The future has to be bi-vocational. The future will be a place where hardly any Baptist ministers are based in a church full time and paid entirely by a church. Instead most Baptist ministers will be bi-vocational, working in a church for part of their working week and working in another job the rest of the time.
For the last eleven years I have been a full-time Baptist minister, working for some of the week with a small Baptist Church in Liverpool and most of time as a broadcast journalist in the BBC, bringing an evangelical Baptist voice into BBC Local Radio. Being a journalist and broadcaster has made me a more incisive preacher and a more understanding pastor. Having work outside the local church has enabled a small church in an urban setting to have an accredited minister serving them. When I started working for the BBC the church had to decide how they wanted me to use my limited time. The parameters of my job were defined and have been accepted by the church without any great problem, and others have undertaken roles I haven’t been able to fill.
In the future more and more Baptist churches won’t be able to afford a whole-time minister. But a bi-vocational minister who spends perhaps half of her or his time serving the church then spends the rest of the working week in another job could serve Christ in the church and continue to serve Christ in their chosen occupation. Most people going to our colleges go there from another profession, and they have the skills and the experience to work outside the church. By assuming that our ministers will give up work entirely to work in a church, we are robbing the world of our best Christian workers and letting the church eat them up.

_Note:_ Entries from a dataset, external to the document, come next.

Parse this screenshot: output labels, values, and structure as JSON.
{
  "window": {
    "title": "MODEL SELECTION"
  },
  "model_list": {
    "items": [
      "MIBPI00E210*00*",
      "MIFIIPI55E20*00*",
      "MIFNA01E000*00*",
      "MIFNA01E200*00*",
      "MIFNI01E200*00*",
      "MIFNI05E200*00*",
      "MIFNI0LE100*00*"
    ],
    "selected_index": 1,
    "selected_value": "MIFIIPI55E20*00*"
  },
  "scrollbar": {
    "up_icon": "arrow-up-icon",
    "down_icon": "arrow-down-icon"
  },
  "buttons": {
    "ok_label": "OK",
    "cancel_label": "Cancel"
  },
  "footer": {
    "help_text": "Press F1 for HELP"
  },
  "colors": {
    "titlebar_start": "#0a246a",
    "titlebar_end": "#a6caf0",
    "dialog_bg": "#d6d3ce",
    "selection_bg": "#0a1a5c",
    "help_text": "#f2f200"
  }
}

My vision for bi-vocational ministers is not the older model of lay pastors. A bi-vocational minister, in keeping with our Baptist Futures process, will be in recognised accredited ministry. Their training could consist of one year out of work in a college, or be enabled while the person continues in work. Their bi-vocational work should never be seen as part-time ministry, but as ministry split between a workplace and a church. That other place could be teaching in a Baptist college or in another college or school, or working in industry, or commerce, or the local supermarket, or anywhere. In those places we will have strategically placed skilled Baptist workers who are being Christ among the people, and in our churches we will have ministers whose lives and preaching are informed by the world of work.
My local Catholic parish has 800 worshippers and half the time of one priest. My three local Anglican Churches share two minsters. The nearby Methodist Church is a well-attended church with half a minister. Why should we as Baptists live with the assumption that each church should have one whole-time minister? It’s not a model that is Biblical or practical. But rather than sharing ministers churches are better off if they share a minister’s time with work elsewhere, and in these days of “portfolio working” that is nothing unusual. Job-sharing and part-time working is perfectly acceptable to most employers.
And this is not just a model for small churches. If a church can afford to pay a whole-time stipend it could have two bi-vocational ministers, one male, one female, or a minister and a community worker, or even give some money to a neighbouring church to enable ministry there. Let’s liberate ourselves from the shackles of one church, one minister, one stipend – and go bi.